* _Work required_: Report each line of the entries that includes "server" by copying it.

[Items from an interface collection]
----

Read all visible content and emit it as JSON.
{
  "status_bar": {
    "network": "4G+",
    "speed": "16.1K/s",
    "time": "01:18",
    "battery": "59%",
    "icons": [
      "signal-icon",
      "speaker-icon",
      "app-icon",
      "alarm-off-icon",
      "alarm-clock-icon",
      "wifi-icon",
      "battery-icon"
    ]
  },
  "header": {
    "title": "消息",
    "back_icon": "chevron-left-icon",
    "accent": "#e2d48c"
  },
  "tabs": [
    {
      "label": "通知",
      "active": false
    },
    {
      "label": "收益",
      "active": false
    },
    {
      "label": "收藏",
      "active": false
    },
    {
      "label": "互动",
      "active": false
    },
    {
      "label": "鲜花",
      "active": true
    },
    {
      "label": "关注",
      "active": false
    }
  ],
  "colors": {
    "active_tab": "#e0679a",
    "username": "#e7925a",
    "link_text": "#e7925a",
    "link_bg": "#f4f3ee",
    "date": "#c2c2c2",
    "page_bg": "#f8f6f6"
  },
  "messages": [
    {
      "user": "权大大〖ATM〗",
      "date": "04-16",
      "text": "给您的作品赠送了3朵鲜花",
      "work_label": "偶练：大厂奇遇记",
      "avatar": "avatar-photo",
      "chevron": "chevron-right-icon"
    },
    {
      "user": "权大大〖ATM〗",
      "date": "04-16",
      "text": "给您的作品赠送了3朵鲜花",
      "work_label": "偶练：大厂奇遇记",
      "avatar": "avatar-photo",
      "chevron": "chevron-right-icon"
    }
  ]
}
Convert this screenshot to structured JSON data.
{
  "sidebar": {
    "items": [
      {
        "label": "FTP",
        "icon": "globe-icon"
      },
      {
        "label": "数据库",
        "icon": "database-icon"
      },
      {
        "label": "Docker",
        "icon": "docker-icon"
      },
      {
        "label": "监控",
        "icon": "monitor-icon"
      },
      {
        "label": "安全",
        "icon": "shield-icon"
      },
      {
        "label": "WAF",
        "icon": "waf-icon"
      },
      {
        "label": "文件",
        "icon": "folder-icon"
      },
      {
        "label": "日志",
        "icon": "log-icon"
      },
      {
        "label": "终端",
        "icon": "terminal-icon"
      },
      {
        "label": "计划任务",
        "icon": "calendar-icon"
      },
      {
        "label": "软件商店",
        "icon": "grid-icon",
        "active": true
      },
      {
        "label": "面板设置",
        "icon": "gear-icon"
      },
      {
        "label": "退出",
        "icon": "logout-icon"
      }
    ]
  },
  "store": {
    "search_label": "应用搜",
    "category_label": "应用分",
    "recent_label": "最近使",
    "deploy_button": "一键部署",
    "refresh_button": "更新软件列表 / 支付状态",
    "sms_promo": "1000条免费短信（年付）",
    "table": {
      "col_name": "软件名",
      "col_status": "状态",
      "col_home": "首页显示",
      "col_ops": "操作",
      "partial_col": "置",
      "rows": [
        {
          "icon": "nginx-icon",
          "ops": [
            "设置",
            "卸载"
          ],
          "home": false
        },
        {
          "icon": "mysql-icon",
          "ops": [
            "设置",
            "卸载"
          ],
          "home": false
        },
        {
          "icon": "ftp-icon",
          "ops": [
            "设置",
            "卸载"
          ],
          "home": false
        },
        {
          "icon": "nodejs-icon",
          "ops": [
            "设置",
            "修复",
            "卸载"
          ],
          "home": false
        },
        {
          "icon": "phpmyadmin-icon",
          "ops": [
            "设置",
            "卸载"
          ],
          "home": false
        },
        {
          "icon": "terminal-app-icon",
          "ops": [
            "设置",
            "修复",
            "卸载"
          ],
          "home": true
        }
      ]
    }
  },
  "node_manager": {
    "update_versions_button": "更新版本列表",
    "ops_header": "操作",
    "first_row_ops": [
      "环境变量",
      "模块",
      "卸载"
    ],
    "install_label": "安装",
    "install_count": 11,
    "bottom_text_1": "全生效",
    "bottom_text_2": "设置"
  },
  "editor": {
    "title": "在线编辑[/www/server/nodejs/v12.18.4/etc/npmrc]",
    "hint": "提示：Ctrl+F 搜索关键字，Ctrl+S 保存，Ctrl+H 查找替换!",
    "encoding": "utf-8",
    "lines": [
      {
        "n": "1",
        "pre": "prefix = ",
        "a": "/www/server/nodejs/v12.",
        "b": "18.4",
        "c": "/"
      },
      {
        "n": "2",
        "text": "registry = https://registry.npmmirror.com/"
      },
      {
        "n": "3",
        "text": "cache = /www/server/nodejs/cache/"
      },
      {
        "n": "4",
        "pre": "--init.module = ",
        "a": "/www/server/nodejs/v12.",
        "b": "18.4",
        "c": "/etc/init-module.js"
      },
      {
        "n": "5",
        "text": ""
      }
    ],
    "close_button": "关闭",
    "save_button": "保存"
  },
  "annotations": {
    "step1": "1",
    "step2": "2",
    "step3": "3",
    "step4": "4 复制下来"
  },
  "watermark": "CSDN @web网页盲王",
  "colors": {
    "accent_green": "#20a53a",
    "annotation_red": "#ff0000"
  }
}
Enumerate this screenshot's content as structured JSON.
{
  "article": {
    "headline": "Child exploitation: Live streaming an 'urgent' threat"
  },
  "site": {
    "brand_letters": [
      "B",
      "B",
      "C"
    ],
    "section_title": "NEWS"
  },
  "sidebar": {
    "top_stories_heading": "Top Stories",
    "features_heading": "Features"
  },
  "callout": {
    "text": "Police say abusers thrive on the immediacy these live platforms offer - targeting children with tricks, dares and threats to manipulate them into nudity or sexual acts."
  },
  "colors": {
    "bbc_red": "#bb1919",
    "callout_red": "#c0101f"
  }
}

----

* _Answer to this task_:
    "title": "在线编辑[/www/server/nodejs/v12.18.4/etc/npmrc]",
        "a": "/www/server/nodejs/v12.",
        "text": "cache = /www/server/nodejs/cache/"
        "a": "/www/server/nodejs/v12.",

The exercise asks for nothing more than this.